Administer prescribed oxygen therapy, monitor oxygen saturation and ABG levels because an increase in PaCO2 and a decrease in PaO2 are early signs of respiratory failure (Gulanick, & Myers, 2007). Interventions to improve nutritional intake include assessing the cause of poor appetite, assessing the patient’s ability to eat and assessing the oral cavity. Often the patient has used all their energy trying to breath which leaves them fatigued and unwilling to eat. Encouraging the patient to eat smaller more frequent nutritionally balanced meals containing soft moistened food will require less energy and lessen the feeling of fullness and discomfort. Interventions to prevent infection include assessing for fever, changes in sputum, increased white blood cell count, chills, nausea, changes in breath sounds, vomiting and shortness of breath as these are all indications of possible infection. Teaching the patient ways to prevent infection include proper hand washing techniques, proper handling and cleaning of breathing equipment, avoiding large crowds, getting sufficient rest and appropriate fluid intake and nutrition (Doenges, Moorhouse, & Murr, 2007).

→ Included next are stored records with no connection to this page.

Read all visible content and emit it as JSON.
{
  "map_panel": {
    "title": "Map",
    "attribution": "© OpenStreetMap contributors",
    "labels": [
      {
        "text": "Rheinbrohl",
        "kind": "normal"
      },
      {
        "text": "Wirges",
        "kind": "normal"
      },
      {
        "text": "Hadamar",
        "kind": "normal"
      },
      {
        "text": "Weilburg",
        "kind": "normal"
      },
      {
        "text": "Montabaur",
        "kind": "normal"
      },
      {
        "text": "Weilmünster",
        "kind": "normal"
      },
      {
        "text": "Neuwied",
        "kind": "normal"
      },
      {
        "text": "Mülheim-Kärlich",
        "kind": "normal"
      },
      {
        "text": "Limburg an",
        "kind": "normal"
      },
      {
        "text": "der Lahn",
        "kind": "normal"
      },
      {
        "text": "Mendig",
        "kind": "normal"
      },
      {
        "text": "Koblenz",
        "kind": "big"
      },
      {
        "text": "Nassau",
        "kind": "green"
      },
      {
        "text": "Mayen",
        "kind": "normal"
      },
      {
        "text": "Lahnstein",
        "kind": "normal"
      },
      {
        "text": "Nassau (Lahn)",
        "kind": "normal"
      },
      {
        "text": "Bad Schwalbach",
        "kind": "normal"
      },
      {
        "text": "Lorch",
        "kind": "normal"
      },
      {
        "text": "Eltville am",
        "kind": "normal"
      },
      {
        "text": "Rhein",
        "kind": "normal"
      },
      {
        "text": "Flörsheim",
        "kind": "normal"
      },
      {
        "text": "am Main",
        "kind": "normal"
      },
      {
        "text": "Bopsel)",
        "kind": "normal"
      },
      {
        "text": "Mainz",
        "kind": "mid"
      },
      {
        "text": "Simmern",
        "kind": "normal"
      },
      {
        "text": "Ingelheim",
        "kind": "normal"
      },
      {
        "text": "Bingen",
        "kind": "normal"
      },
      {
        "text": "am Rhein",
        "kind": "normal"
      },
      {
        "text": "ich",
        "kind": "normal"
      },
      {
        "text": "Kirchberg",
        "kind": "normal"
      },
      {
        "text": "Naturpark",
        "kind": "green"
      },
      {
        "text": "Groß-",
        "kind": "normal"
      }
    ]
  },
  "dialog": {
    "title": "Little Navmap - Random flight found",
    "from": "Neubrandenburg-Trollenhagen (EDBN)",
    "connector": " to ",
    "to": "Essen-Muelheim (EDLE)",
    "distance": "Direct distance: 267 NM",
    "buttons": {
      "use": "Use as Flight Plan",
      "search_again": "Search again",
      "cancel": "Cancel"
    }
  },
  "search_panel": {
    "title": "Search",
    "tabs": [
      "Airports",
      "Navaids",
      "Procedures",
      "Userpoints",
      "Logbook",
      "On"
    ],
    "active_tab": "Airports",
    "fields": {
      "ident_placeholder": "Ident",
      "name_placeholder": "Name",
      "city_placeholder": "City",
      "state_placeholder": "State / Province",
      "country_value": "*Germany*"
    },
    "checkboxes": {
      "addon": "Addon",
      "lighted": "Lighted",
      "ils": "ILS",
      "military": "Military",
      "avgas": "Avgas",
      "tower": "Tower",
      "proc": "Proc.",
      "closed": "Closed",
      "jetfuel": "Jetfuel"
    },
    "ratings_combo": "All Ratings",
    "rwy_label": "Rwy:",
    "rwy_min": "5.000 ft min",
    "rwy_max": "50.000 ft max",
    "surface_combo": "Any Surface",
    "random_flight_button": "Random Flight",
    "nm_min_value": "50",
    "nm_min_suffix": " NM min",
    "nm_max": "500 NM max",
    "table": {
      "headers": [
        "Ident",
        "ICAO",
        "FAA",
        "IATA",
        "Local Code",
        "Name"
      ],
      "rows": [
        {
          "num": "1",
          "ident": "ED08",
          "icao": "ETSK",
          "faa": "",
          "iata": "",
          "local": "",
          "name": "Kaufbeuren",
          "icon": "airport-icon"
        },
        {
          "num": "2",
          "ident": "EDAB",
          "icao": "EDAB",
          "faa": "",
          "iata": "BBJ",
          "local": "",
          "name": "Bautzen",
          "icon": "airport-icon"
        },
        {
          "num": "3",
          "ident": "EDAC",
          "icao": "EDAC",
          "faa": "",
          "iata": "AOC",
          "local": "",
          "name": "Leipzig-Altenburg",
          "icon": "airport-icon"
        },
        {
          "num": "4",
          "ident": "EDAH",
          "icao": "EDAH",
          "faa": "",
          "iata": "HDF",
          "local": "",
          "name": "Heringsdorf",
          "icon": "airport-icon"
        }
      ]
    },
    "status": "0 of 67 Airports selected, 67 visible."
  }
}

During evaluation of the outcomes of the selected nursing interventions the patient would be free of excess secretions, have clear lungs sounds, demonstrate effective coughing techniques and express strategies to improve unhealthy life-style actions. The patient will maintain adequate gas exchange, normal arterial blood gas levels, remain alert and orientated, responsive and have no reduction in mental status or level of consciousness. Patients’ nutritional status is maintained with adequate caloric intake, normal serum albumin levels and maintains a stable body weight. Patient will remain free from infection, demonstrates accurate techniques to prevent infection and will seek medical attention early if any changes in health status relating to signs and symptoms of infection occur (Doenges, Moorhouse, & Murr, 2007).
Bare, B., Cheever, K., Hinkle, J., & Smeltzer, S. (2010). Textbook of medical-surgical nursing (12th ed.). Philadelphia, PA: Lippincott Williams & Wilkins. Doenges, M., Moorhouse, M., & Murr, A. (2007). Nurse’s pocket guide: Diagnoses, prioritized interventions, rationales (11th ed.) Philadelphia, PA: F.A. Davis Company Frace, M. (2008, July). Understanding Chronic Obstructive Pulmonary Disease. Med – Surg Matters, 17(4), 8-10. Retrieved April 2, 2010, from ProQuest Nursing & Allied Health Source. (Document ID: 1629171571). http://proquest.umi.com/pqdweb?did=1629171571&sid=10&Fmt=3&clientId=83181&RQT=309&VName=PQD Gulanick, M., & Myers, J. (2007). Nursing care plans: Nursing diagnosis and intervention (6th ed.). St. Louis, MO: Mosby & Elsevier LeMone, P., Lillis, C., Lynn, P., & Taylor, C. (2008). Fundamentals of nursing: The art and science of nursing care (6th ed.). Philadelphia, PA: Lippincott Williams & Wilkins Weber, J. (2008) Nurses’ handbook of health assessment (6th ed.). Philadelphia, PA: Lippincott Williams & Wilkins